(Work order):
Word for word, print each record, dropping any image it holds.

--- Source information Enclosed Below ---

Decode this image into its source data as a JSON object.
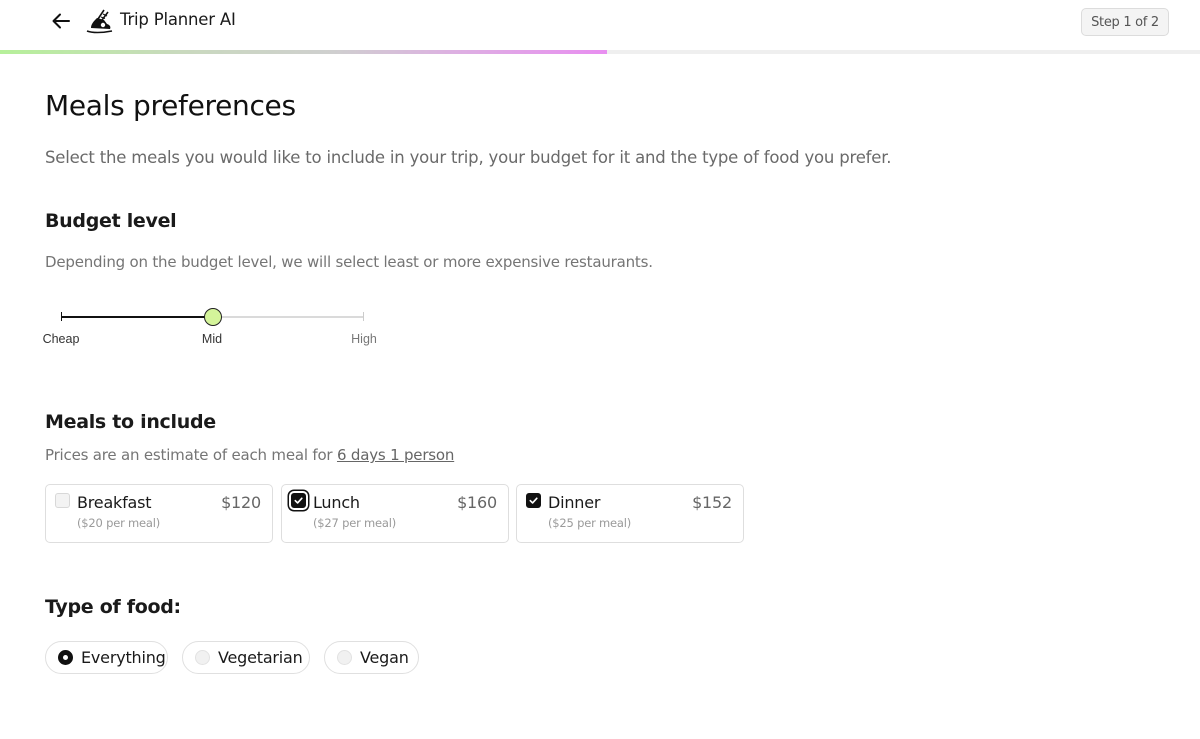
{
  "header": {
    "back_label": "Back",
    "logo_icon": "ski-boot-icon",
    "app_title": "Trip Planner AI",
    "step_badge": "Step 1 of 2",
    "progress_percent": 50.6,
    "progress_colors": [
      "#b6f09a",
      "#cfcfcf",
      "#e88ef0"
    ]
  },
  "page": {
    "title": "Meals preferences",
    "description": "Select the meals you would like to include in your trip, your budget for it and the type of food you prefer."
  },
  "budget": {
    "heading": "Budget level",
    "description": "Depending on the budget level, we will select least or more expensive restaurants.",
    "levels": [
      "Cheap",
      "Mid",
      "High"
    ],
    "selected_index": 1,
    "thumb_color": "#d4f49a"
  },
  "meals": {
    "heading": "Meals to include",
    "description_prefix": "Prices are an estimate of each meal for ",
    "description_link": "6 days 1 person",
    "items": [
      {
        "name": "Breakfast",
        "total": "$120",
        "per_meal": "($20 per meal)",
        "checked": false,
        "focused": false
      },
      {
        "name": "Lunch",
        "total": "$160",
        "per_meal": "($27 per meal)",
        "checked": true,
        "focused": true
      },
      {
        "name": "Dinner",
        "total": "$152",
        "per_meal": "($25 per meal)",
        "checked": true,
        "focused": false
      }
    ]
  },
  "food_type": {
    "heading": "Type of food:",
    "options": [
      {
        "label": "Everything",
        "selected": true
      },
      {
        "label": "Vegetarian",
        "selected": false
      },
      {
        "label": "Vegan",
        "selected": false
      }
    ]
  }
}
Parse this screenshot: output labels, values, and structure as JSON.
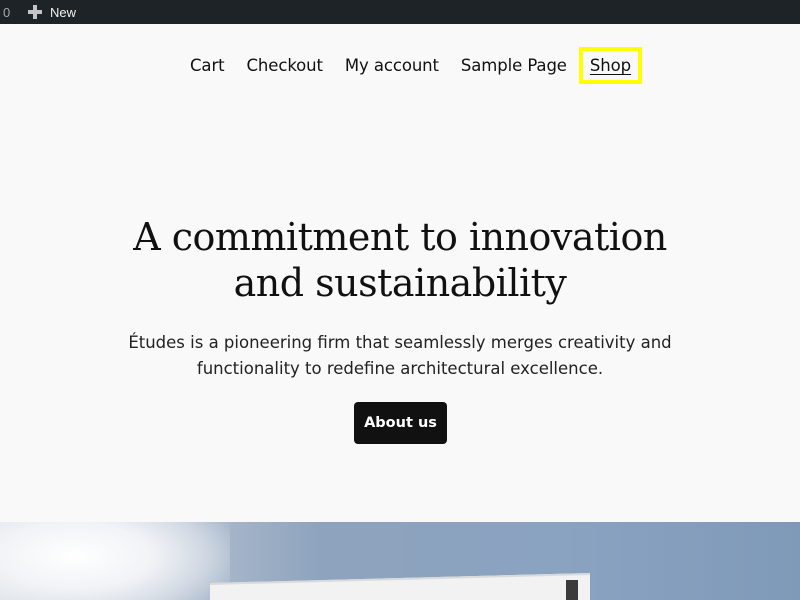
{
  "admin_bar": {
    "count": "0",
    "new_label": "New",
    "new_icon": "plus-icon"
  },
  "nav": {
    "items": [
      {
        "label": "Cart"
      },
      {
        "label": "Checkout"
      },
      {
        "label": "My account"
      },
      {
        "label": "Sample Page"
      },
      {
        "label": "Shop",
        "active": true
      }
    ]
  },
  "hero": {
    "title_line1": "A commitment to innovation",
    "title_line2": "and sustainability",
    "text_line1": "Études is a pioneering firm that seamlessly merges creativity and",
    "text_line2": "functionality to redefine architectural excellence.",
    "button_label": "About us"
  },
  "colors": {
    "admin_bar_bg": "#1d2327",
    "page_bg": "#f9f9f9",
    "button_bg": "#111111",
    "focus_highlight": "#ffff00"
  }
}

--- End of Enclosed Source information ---

(Written reply):
Decode this image into its source data as a JSON object.
{
  "header": {
    "back_label": "Back",
    "logo_icon": "ski-boot-icon",
    "app_title": "Trip Planner AI",
    "step_badge": "Step 1 of 2",
    "progress_percent": 50.6,
    "progress_colors": [
      "#b6f09a",
      "#cfcfcf",
      "#e88ef0"
    ]
  },
  "page": {
    "title": "Meals preferences",
    "description": "Select the meals you would like to include in your trip, your budget for it and the type of food you prefer."
  },
  "budget": {
    "heading": "Budget level",
    "description": "Depending on the budget level, we will select least or more expensive restaurants.",
    "levels": [
      "Cheap",
      "Mid",
      "High"
    ],
    "selected_index": 1,
    "thumb_color": "#d4f49a"
  },
  "meals": {
    "heading": "Meals to include",
    "description_prefix": "Prices are an estimate of each meal for ",
    "description_link": "6 days 1 person",
    "items": [
      {
        "name": "Breakfast",
        "total": "$120",
        "per_meal": "($20 per meal)",
        "checked": false,
        "focused": false
      },
      {
        "name": "Lunch",
        "total": "$160",
        "per_meal": "($27 per meal)",
        "checked": true,
        "focused": true
      },
      {
        "name": "Dinner",
        "total": "$152",
        "per_meal": "($25 per meal)",
        "checked": true,
        "focused": false
      }
    ]
  },
  "food_type": {
    "heading": "Type of food:",
    "options": [
      {
        "label": "Everything",
        "selected": true
      },
      {
        "label": "Vegetarian",
        "selected": false
      },
      {
        "label": "Vegan",
        "selected": false
      }
    ]
  }
}
Parse this screenshot: output labels, values, and structure as JSON.
{
  "admin_bar": {
    "count": "0",
    "new_label": "New",
    "new_icon": "plus-icon"
  },
  "nav": {
    "items": [
      {
        "label": "Cart"
      },
      {
        "label": "Checkout"
      },
      {
        "label": "My account"
      },
      {
        "label": "Sample Page"
      },
      {
        "label": "Shop",
        "active": true
      }
    ]
  },
  "hero": {
    "title_line1": "A commitment to innovation",
    "title_line2": "and sustainability",
    "text_line1": "Études is a pioneering firm that seamlessly merges creativity and",
    "text_line2": "functionality to redefine architectural excellence.",
    "button_label": "About us"
  },
  "colors": {
    "admin_bar_bg": "#1d2327",
    "page_bg": "#f9f9f9",
    "button_bg": "#111111",
    "focus_highlight": "#ffff00"
  }
}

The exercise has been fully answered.